A good conversation between patients and providers about COPD can make a significant difference for disease sufferers, says Dr. Kiley. “We know that early diagnosis and treatment can improve daily life for those with COPD, but this can’t be accomplished unless there is open dialogue. These conversations are the lynchpin of diagnosis. The survey indicated that patients are the biggest trigger for these conversations.” PCPs were more likely to ask about respiratory symptoms when patients mentioned them when compared with asking about these symptoms during physicals or as a part of regular questioning of current/former smokers (Table 2).
According to Dr. Kiley, the NHLBI will continue to lead efforts in enhancing public education and outreach, primarily through the COPD Learn More Breathe Better campaign. “The campaign is a call to action among those at risk for COPD,” he says. “We also want to learn about how healthcare providers—particularly those in primary care—are addressing and treating these patients.” He adds that the campaign has developed tools and other resources to facilitate COPD discussions in the exam room.
The NHLBI is also trying to bolster the dialogue on COPD with workshops that are attended by representatives from federal agencies and institutes invested in research and education about the disease. Attendees share information about current COPD activities and identify areas where collaboration could improve prevention, ascertainment, diagnosis, and treatment. Plans are in the works to have representatives meet with external, non-federal stakeholders to discuss strategies for responding to the growing COPD burden.

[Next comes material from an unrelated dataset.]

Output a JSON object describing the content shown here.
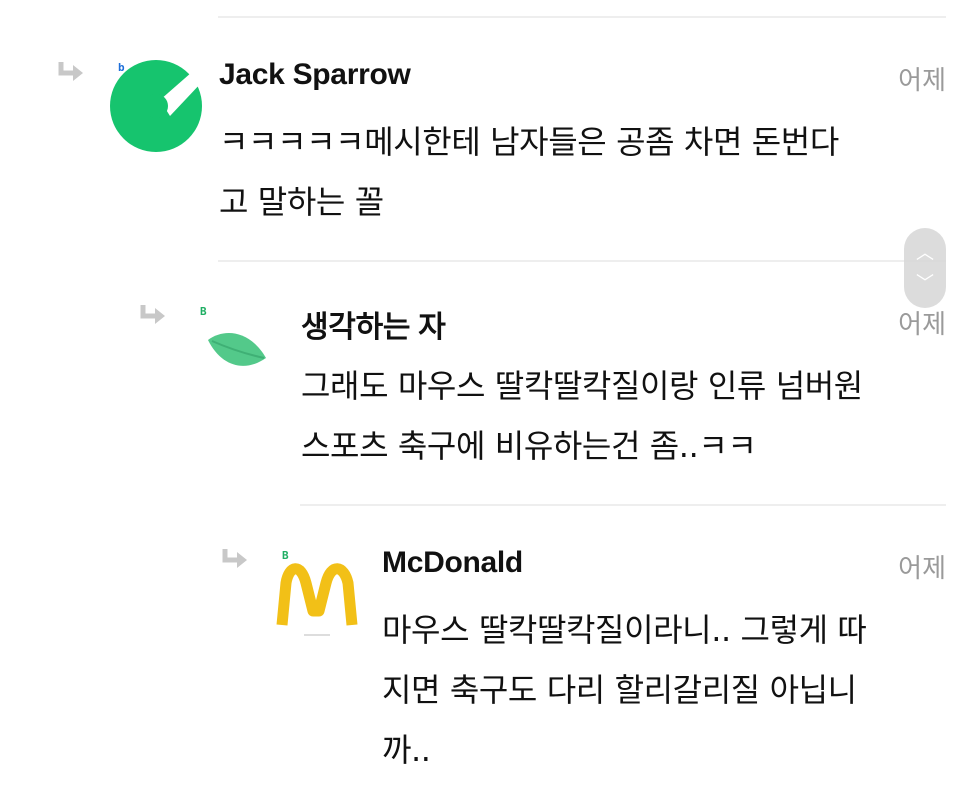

“While it’s encouraging that there have been positive developments, the challenge remains that more than one in three Americans still don’t know what COPD is or how it affects them,” Dr. Kiley says. “Less than half of these people understand that COPD can be treated. This is the only major disease state in which the number of annual deaths is not decreasing. It’s critical for healthcare providers and patients to understand the risks and be proactive about recognizing symptoms as early as possible.”